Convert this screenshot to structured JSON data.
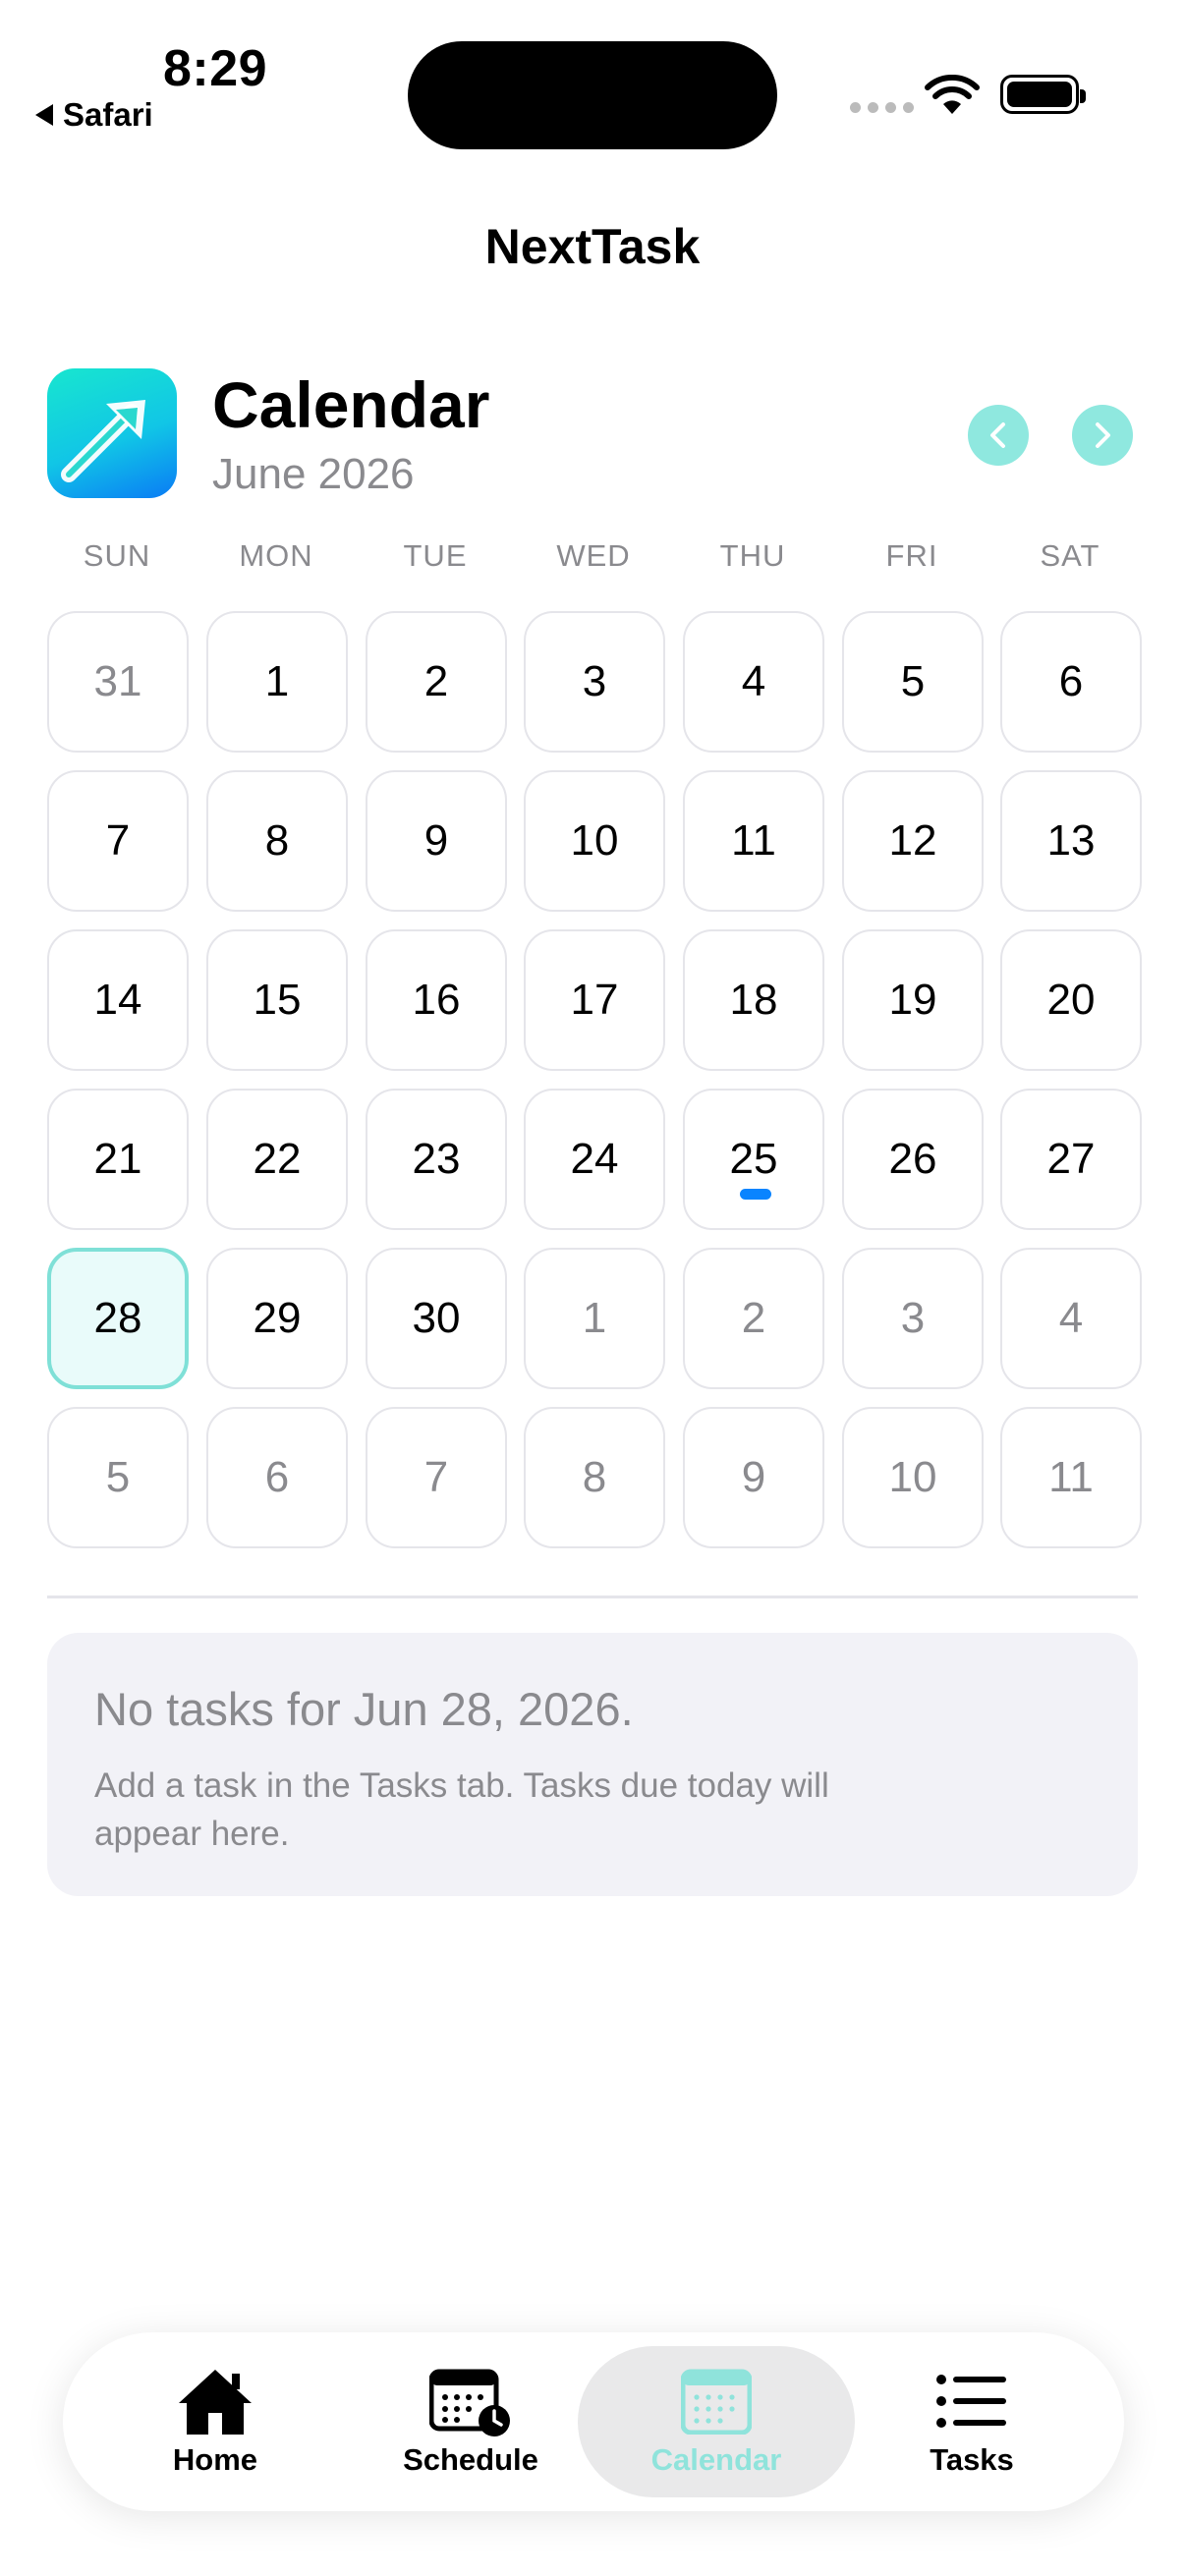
{
  "status": {
    "time": "8:29",
    "back_app": "Safari"
  },
  "nav": {
    "title": "NextTask"
  },
  "header": {
    "title": "Calendar",
    "month": "June 2026"
  },
  "weekdays": [
    "SUN",
    "MON",
    "TUE",
    "WED",
    "THU",
    "FRI",
    "SAT"
  ],
  "weeks": [
    [
      {
        "d": "31",
        "muted": true
      },
      {
        "d": "1"
      },
      {
        "d": "2"
      },
      {
        "d": "3"
      },
      {
        "d": "4"
      },
      {
        "d": "5"
      },
      {
        "d": "6"
      }
    ],
    [
      {
        "d": "7"
      },
      {
        "d": "8"
      },
      {
        "d": "9"
      },
      {
        "d": "10"
      },
      {
        "d": "11"
      },
      {
        "d": "12"
      },
      {
        "d": "13"
      }
    ],
    [
      {
        "d": "14"
      },
      {
        "d": "15"
      },
      {
        "d": "16"
      },
      {
        "d": "17"
      },
      {
        "d": "18"
      },
      {
        "d": "19"
      },
      {
        "d": "20"
      }
    ],
    [
      {
        "d": "21"
      },
      {
        "d": "22"
      },
      {
        "d": "23"
      },
      {
        "d": "24"
      },
      {
        "d": "25",
        "has_task": true
      },
      {
        "d": "26"
      },
      {
        "d": "27"
      }
    ],
    [
      {
        "d": "28",
        "selected": true
      },
      {
        "d": "29"
      },
      {
        "d": "30"
      },
      {
        "d": "1",
        "muted": true
      },
      {
        "d": "2",
        "muted": true
      },
      {
        "d": "3",
        "muted": true
      },
      {
        "d": "4",
        "muted": true
      }
    ],
    [
      {
        "d": "5",
        "muted": true
      },
      {
        "d": "6",
        "muted": true
      },
      {
        "d": "7",
        "muted": true
      },
      {
        "d": "8",
        "muted": true
      },
      {
        "d": "9",
        "muted": true
      },
      {
        "d": "10",
        "muted": true
      },
      {
        "d": "11",
        "muted": true
      }
    ]
  ],
  "empty": {
    "title": "No tasks for Jun 28, 2026.",
    "subtitle": "Add a task in the Tasks tab. Tasks due today will appear here."
  },
  "tabs": [
    {
      "label": "Home",
      "icon": "home-icon",
      "active": false
    },
    {
      "label": "Schedule",
      "icon": "schedule-icon",
      "active": false
    },
    {
      "label": "Calendar",
      "icon": "calendar-icon",
      "active": true
    },
    {
      "label": "Tasks",
      "icon": "list-icon",
      "active": false
    }
  ],
  "colors": {
    "accent": "#8fe8df",
    "selected_bg": "#e9fbfa",
    "task_dot": "#0a84ff",
    "muted_text": "#8a8a8e"
  }
}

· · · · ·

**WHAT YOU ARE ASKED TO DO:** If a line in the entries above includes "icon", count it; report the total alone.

**ANSWER FOR THIS EXERCISE:** 4